There’s too much to eat in St. Louis: the gooey butter cake, the St. Paul Sandwich, the cracker-thin St. Louis-style pizza. Our mission this day, though, was toasted ravioli: deep-fried pillows of stuffed pasta. We headed to The Hill, St. Louis’ post-war-suburbia-looking Little Italy, where we begged the staff at Mama Toscano’s to let us into their kitchen. Nick and Patty Toscano happened to be on site packing up boxes of toasted ravioli to send out to mail-order customers, and they extended us an offer: come back first thing the next morning.
We arrived just before sunrise, and entered the side door to the kitchen, where we found Nick preparing the braised beef and pork filling for the morning’s batch of ravioli. A team of cooks spread the filling out onto large sheets of pasta laid out on a well-floured marble table, then folded the excess dough over the filling and rolled over the whole assemblage with a specialized rolling pin to form individual pockets. Finally, a worker ran a fluted pastry wheel between each mound to cut hundreds of individual ravioli. I’m drawn to repetition and patterns, and the tiny imperfections in each hand-cut ravioli were calling out to be shot.

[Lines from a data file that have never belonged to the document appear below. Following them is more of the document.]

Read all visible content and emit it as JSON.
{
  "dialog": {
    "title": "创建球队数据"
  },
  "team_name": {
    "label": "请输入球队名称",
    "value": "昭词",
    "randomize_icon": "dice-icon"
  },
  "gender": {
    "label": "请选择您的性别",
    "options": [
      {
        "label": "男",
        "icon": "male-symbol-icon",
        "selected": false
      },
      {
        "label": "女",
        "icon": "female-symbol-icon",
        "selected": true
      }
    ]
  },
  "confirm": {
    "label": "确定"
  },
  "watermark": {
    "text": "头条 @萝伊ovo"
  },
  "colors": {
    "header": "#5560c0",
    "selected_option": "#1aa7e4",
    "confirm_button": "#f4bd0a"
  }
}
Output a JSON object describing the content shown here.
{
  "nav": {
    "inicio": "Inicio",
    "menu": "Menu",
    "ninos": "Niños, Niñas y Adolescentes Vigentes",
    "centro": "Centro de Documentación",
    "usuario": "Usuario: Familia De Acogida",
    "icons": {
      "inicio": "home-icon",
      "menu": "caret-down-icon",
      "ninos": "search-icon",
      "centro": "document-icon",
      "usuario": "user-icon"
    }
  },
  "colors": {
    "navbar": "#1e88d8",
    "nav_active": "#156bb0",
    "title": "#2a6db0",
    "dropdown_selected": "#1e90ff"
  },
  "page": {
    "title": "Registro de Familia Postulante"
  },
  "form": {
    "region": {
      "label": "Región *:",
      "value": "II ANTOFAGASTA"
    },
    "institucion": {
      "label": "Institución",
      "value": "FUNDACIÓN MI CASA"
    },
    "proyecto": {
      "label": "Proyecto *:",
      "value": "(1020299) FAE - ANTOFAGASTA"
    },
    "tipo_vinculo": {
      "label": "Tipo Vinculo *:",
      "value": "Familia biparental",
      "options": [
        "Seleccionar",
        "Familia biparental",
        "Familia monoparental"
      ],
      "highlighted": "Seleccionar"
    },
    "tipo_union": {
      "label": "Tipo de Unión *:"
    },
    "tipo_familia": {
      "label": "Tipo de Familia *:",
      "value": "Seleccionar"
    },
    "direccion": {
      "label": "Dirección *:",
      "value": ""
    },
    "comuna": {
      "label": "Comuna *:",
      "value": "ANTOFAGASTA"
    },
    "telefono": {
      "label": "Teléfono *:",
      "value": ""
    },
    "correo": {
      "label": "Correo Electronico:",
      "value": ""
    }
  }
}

The team at Mama Toscano’s works quickly and there wasn’t much light in the room, so I had to settle for a longer exposure than I would have liked—but I came away with an image that tells the story of a shop that does things the old-fashioned way.
14. Like Family, Johnny’s Restaurant, Homewood, AL (February 2018)
A network of Greek restaurants operated by an intertwining set of families creates an undercurrent running through the dining scene of greater Birmingham, Alabama. The families came over in generational stages over the course of the 20th century, adapting their own cooking to suit Southern tastes. Today, spots like Johnny’s Restaurant and Niki’s West serve up so-called “Greek-and-three” specials, offering Mediterranean dishes like chicken souvlaki and lamb keftedes alongside fried green tomatoes and braised turnip greens.
We scheduled an interview with Tim Hontzas, owner and operator of Johnny’s Restaurant, named for his grandfather Johnny Hontzopolous, an immigrant restaurateur who opened his first spot back in the 1950s. We caught Hontzas at the end of a Sunday post-church lunch rush when one of his cooks no-showed, so his talking points alternated between his admiration for his grandfather’s hustle and a string of creative profanities. Abruptly, a bearded man at a table behind us shouted something towards Hontzas, who turned around and yelled, “Can I HELP you?” A hush fell over our table as we watched the man stand up and walk toward us, and when Hontzas rose to his feet, I was sure that something crazy was about to happen. I lifted my camera from my lap and fired the shutter, afraid that I was going to catch some shots of Tim catching a right hook to the jaw . . . until the man grabbed Hontzas in a big bear hug and laid a comically large smooch on his face. Tim’s cousin Teddy Hontzas, owner of Niki’s West, had come to grab a bite and give his kin a friendly ribbing.